When you go over your monthly expenses, there are some costs that stick out like a sore thumb. Next to the big fees, such as rent and electricity, the amount of money that goes into maintaining a car is certainly one that stands out.
Yet, for many people, a car is simply a necessity. So, if you're spending too much on your car, how can you tell? If you know what alternatives are available, you can better identify when a given expensive is unnecessarily large. It also helps to remember that, when you’re actively trying to save money, opening up more of your existing income is certainly a goal worth pursuing.
The more you drive, the more you spend. While you could change how often you drive, many people have already accepted there are tasks that can’t be avoided, such as the daily commute or taking the kids to (and from) school. Try improving your efficiency for a month and see how big a difference there is in fuel consumption. If there’s a noticeable dent, isn’t it time to change your driving habits?
The ideal driving speed is 55 mph and, the further you move away from this, the more fuel you use per mile. Of course, sometimes you legally can’t drive at this speed. What you can also do, however, is bring the car to a progressive halt, rather than excessive braking. Likewise, don’t leave the motor running when waiting outside homes and other buildings. Just turn the engine off - with modern fuel injection, it saves more gas this way.
Similarly, you can optimise the car for speed. Remove any roof racks that aren’t in use, as these create drag, and ensure you have the correct tyre pressure. This may seem simple, but this greatly prevents fuel being wasted through various resistance forces.
Car insurance is seldom cheap and this is often because providers love to use statistical data, rather than actual data relating to you. The common argument is that they don’t such data for you, yet statistics show people of your age, career, location etc, warrant a higher cost because of one reason or another.
The best way to change this is to try a smartbox insurance policy. This gives accurate data on your driving habits, allowing insurance companies to reward safer drivers. Similarly, many companies insure you based on the maximum speed of your car, so using a speed limiter is a great way to cut this down.
3.Garage repairs and servicing
Knowing how much to spend for any repair or service is always a small financial nightmare, as many garages love to add extra costs. Yet this is just like any other expense. When there’s a big market, make the most of the competition and shop around.
Furthermore, there are many basic tricks that you can learn yourself. Using car maintenance guides, you can easily learn how to change air filters, light bulbs or engine oil. It doesn’t take long, but it removes the hefty service fees you might otherwise be paying.
If you’ve ever had a washing machine repaired with an engineer that insists on brand-only parts, then it should surprise you that vehicles have a very similar system. Original Equipment Manufacturer (OEM) parts or more expensive and, when your car is under warranty, may very well be a better deal.
Aftermarket parts, however, are just as good and, aside from being cheaper, often come with their own warranty or guarantee. Because of the wider competition, you can make much better financial decisions.

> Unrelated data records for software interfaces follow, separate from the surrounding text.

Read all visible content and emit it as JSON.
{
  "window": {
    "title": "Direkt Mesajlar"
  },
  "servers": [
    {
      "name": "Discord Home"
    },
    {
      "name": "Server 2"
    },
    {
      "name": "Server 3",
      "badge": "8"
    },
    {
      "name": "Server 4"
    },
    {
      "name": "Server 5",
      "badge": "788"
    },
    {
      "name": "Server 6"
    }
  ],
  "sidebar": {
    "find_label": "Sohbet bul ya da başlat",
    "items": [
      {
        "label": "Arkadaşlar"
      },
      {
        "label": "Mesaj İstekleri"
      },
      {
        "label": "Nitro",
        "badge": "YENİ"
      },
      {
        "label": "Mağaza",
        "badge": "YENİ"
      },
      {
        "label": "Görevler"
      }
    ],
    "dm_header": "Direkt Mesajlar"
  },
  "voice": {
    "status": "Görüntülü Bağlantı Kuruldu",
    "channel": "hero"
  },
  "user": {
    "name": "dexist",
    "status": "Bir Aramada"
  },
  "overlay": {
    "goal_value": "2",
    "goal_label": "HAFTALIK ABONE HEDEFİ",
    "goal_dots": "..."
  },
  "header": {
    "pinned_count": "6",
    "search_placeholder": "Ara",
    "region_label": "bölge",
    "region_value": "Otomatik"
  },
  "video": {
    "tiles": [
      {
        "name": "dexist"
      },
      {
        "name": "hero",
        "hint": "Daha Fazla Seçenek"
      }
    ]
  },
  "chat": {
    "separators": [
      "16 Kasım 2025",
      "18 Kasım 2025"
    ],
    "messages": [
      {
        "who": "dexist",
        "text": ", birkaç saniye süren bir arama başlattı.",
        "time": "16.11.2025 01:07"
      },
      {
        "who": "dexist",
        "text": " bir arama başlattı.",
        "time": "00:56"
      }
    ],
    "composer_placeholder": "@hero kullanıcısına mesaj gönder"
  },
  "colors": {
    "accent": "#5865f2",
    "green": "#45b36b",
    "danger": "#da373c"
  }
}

One area you might not want to cut corners on, however, is the car tyres. As long as you know your size - and you can use an online tyre size guide to help - there are plenty of options. While you can get a cheap product, please keep your driving needs in mind. If you have severe winter conditions, spending a little more on winter products is no big price to pay for extra safety.
Is It Cheaper To Buy A New Car?
Finally, one of the best ways to determine if you’re spending too much is to figure out whether it’s better to repair or replace your car. The simplest way to do this is to have a rough estimate of your yearly expenses, including:
● Fuel costs
● Average repair costs
● Maintenance, tests and services
● Insurance, including the excess
Then, have a rough idea of what car you would buy to replace it. This way, you can get some rough quotes on insurance and workout the fuel efficiency. It can also be assumed you will spend less money repairing and maintaining a car in a newer condition.
Put it this way: if a new car would cost $500 less each year, than this is essentially $500 would be earned back every year you own the new option. Of course, cars depreciate in value quickly, but a new car can often be better than keeping an older car, where the costs are likely to only go up over time.
Taking your car costs under scrutiny will definitely pay off in the long run, so it’s only sensible to know your actual car expenses and see where you’re spending money and where you could be saving it. When you consider how long you may be driving throughout your life, this can generate some surprisingly large savings over the years.